    This article provides suggestions for how and when to use uniconazole (e.g., Sumagic and Concise) as a spray or drench to obtain desirable, more compact ornamental plants.

  • Increasing plant height

    Published on October 17, 2014
    There are numerous ways to promote extension growth, including changes to plant culture or the growing environment, or applying a plant growth regulator that includes gibberellic acid.

  • The PGR ancymidol

    Published on February 17, 2015
    Plant growth retardants (PGRs) that contain the active ingredient ancymidol aren’t as commonly used in floriculture as most other PGRs, but there are some potential upsides that merit consideration.

  • Using ABA to reduce water loss

    Published on August 18, 2011
    Michigan State researchers investigated how an experimental formulation of abscisic acid (ABA) influenced drought stress tolerance of finished potted garden chrysanthemums and aster. The product mentioned is not commercially available.

  • Non-chemical height control techniques

    Published on May 18, 2013
    There are several environmental and cultural practices that can produce shorter plants, but strategies must be implemented over a period of time to achieve desired outcomes.

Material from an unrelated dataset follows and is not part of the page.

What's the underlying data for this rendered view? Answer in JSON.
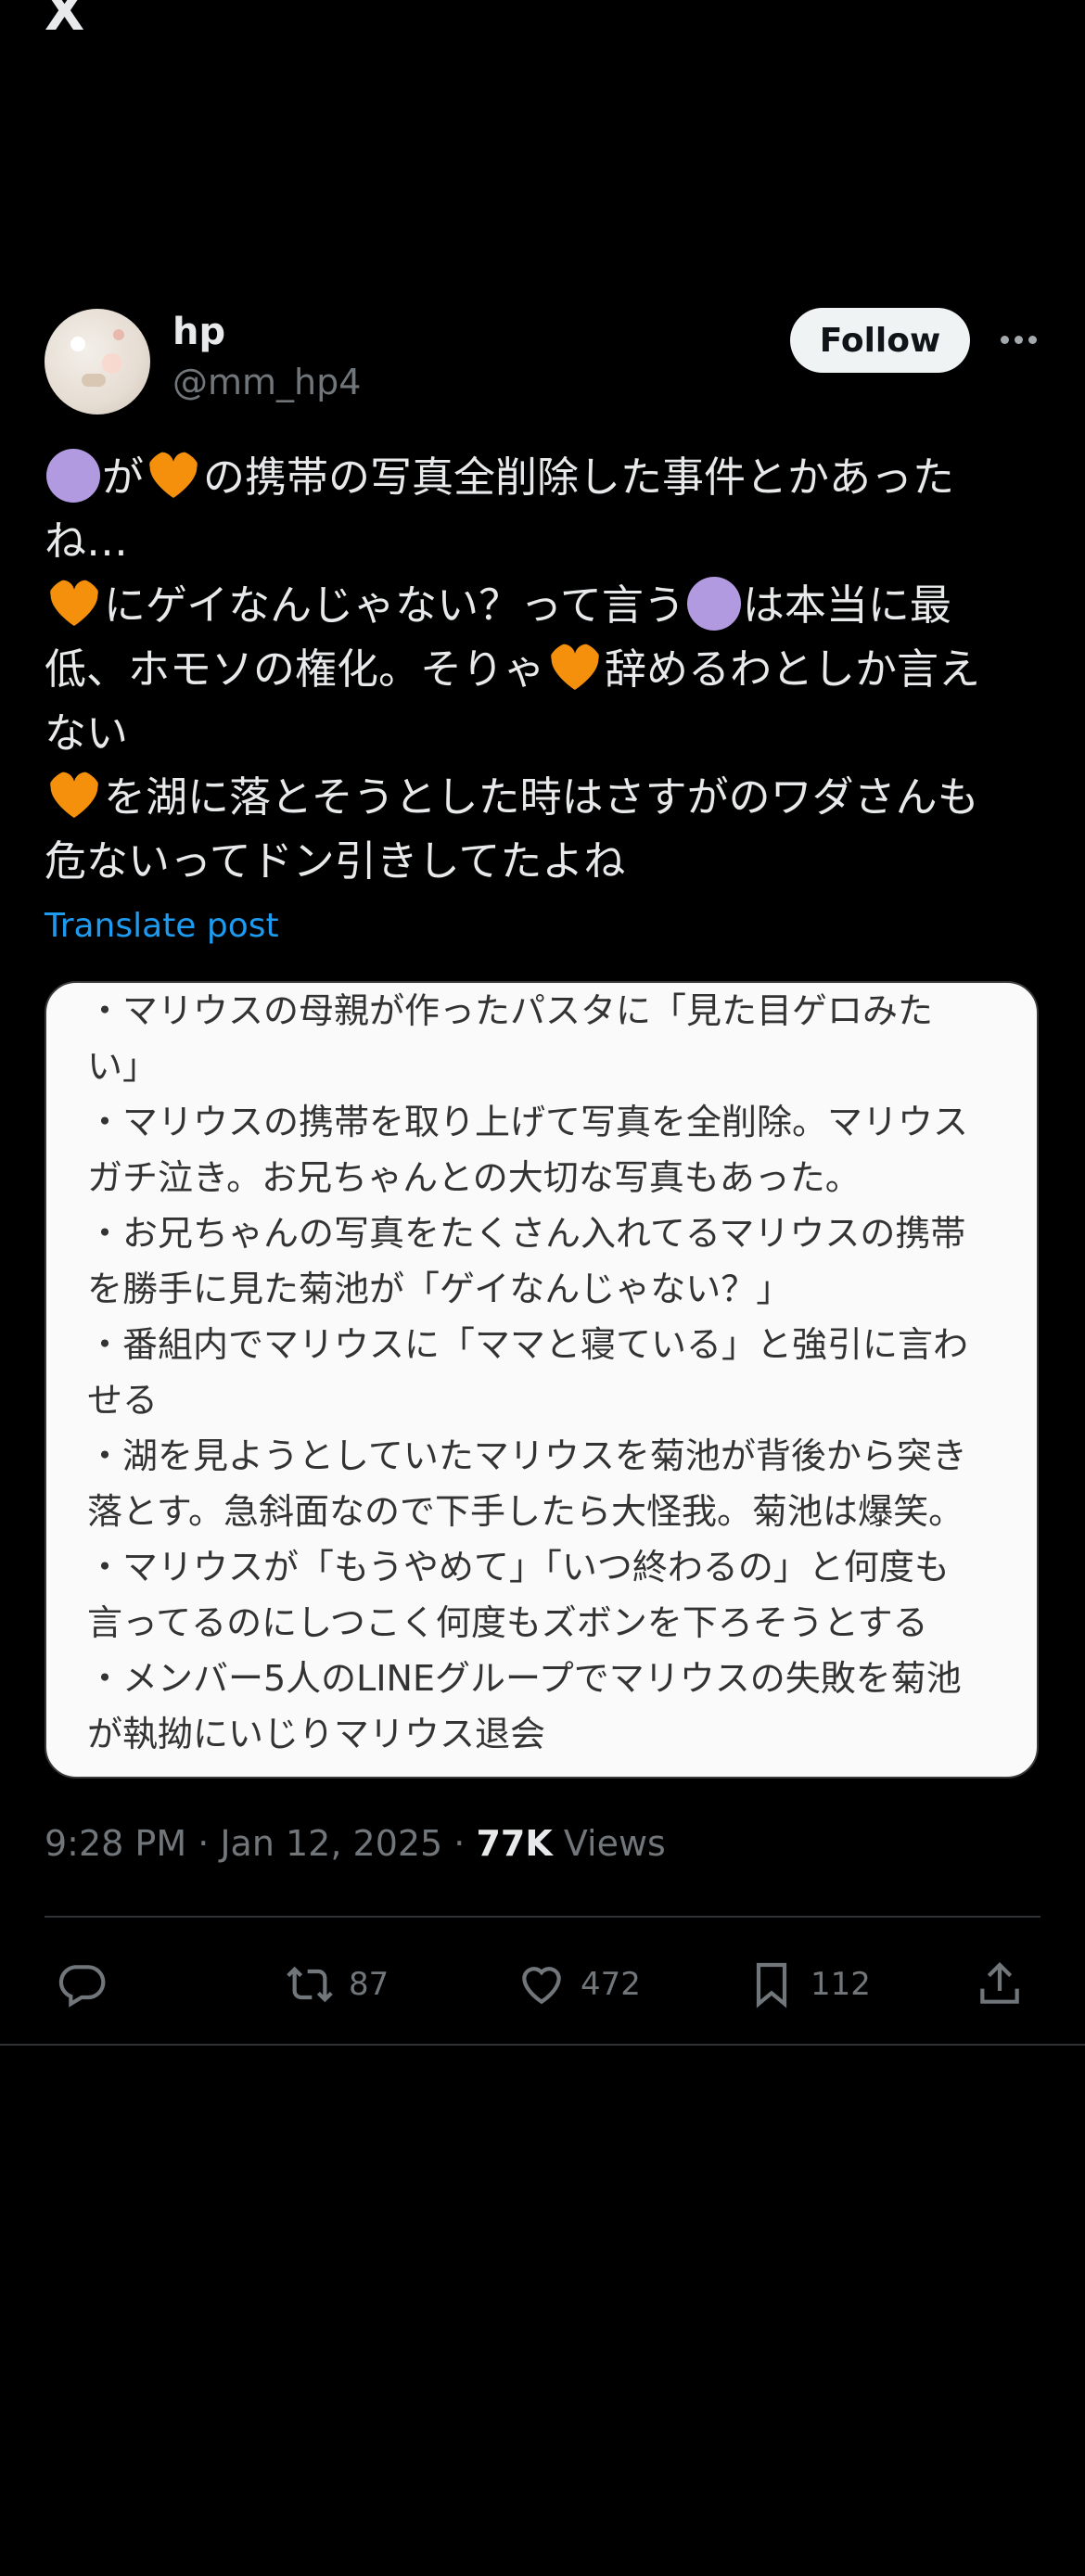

  • Do it yourself (conduct your own trials)

    Published on May 18, 2010
    Many articles often recommend that growers perform their own smal-scale tests for the specified procedures. Here are a few tips for conducting your own experiments.

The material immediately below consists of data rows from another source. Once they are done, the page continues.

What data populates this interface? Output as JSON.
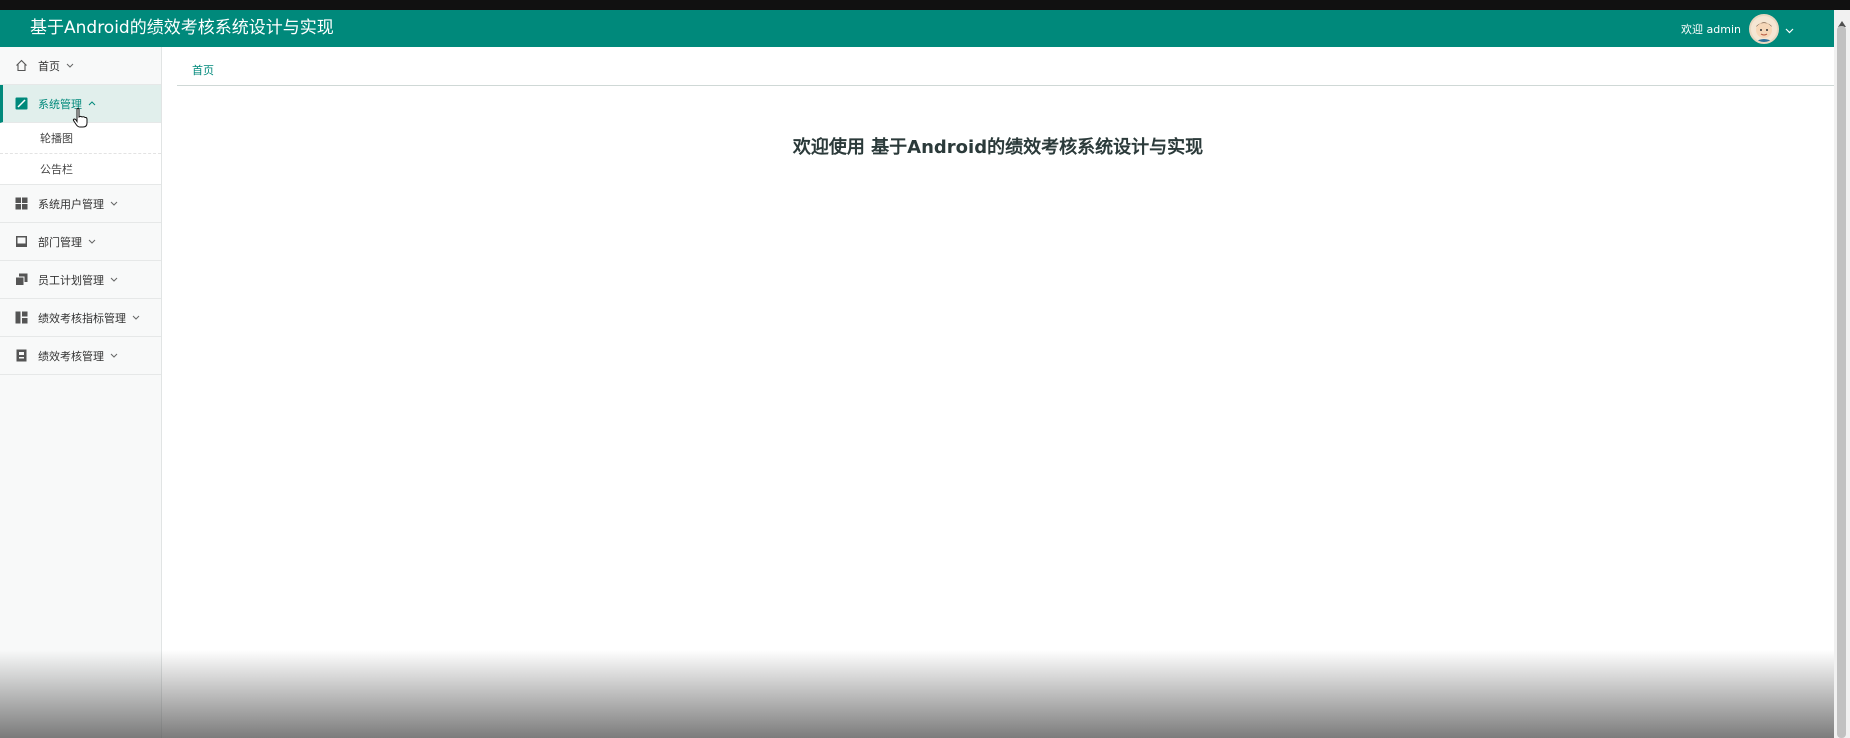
{
  "header": {
    "title": "基于Android的绩效考核系统设计与实现",
    "welcome_user": "欢迎 admin",
    "avatar_icon": "avatar-icon",
    "chevron_icon": "chevron-down-icon"
  },
  "sidebar": {
    "items": [
      {
        "label": "首页",
        "icon": "home-icon",
        "expanded": false
      },
      {
        "label": "系统管理",
        "icon": "system-icon",
        "expanded": true,
        "children": [
          {
            "label": "轮播图"
          },
          {
            "label": "公告栏"
          }
        ]
      },
      {
        "label": "系统用户管理",
        "icon": "grid-icon",
        "expanded": false
      },
      {
        "label": "部门管理",
        "icon": "department-icon",
        "expanded": false
      },
      {
        "label": "员工计划管理",
        "icon": "copy-icon",
        "expanded": false
      },
      {
        "label": "绩效考核指标管理",
        "icon": "dashboard-icon",
        "expanded": false
      },
      {
        "label": "绩效考核管理",
        "icon": "clipboard-icon",
        "expanded": false
      }
    ]
  },
  "breadcrumb": {
    "current": "首页"
  },
  "main": {
    "welcome_heading": "欢迎使用 基于Android的绩效考核系统设计与实现"
  },
  "colors": {
    "accent": "#00897b",
    "active_bg": "#e1efec",
    "sidebar_bg": "#f8f9f9"
  }
}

  • Potential Effect of Water Quality on PGRs

    Published on November 18, 2015

  • Choosing growth regulators doesn't need to be a chore

    Published on October 18, 2007
    More growth regulators with the same active ingredient are available. Read these five considerations to help choose which one will best meet your needs.

  • Success with PGRs

    Published on March 18, 2019
    Regardless of the desired outcome, successful use of a plant growth regulator (PGR) requires multiple considerations and attention to detail. This article summarizes practices to obtain the best results from your PGR applications.

  • Sumagic on vegetable transplants

    Published on November 18, 2012
    Sumagic is the only plant growth retardant registered for use as a foliar spray on young tomato, pepper, eggplant, groundcherry, pepino and tomatillo plants.

  • PGR rates and timing for plug production

    Published on November 18, 2003
    Application rates and timing of the plant growth regulator Bonzi (active ingredient: paclobutrazol) was put to the test in this Michigan State University research on seedling plugs of bedding plants.

  • Increasing poinsettia size

    Published on October 18, 2007
    Are your potted poinsettias vertically challenged? When applied on young stems before the first hint of color, chemicals can help promote stem extension and take your plants to new heights.

  • Successful use of paclobutrazol

    Published on April 18, 2012
    Paclobutrazol is probably the most widely used plant growth retardant in the production of floriculture crops because of its wide range of efficacy and moderate- to long-lasting response.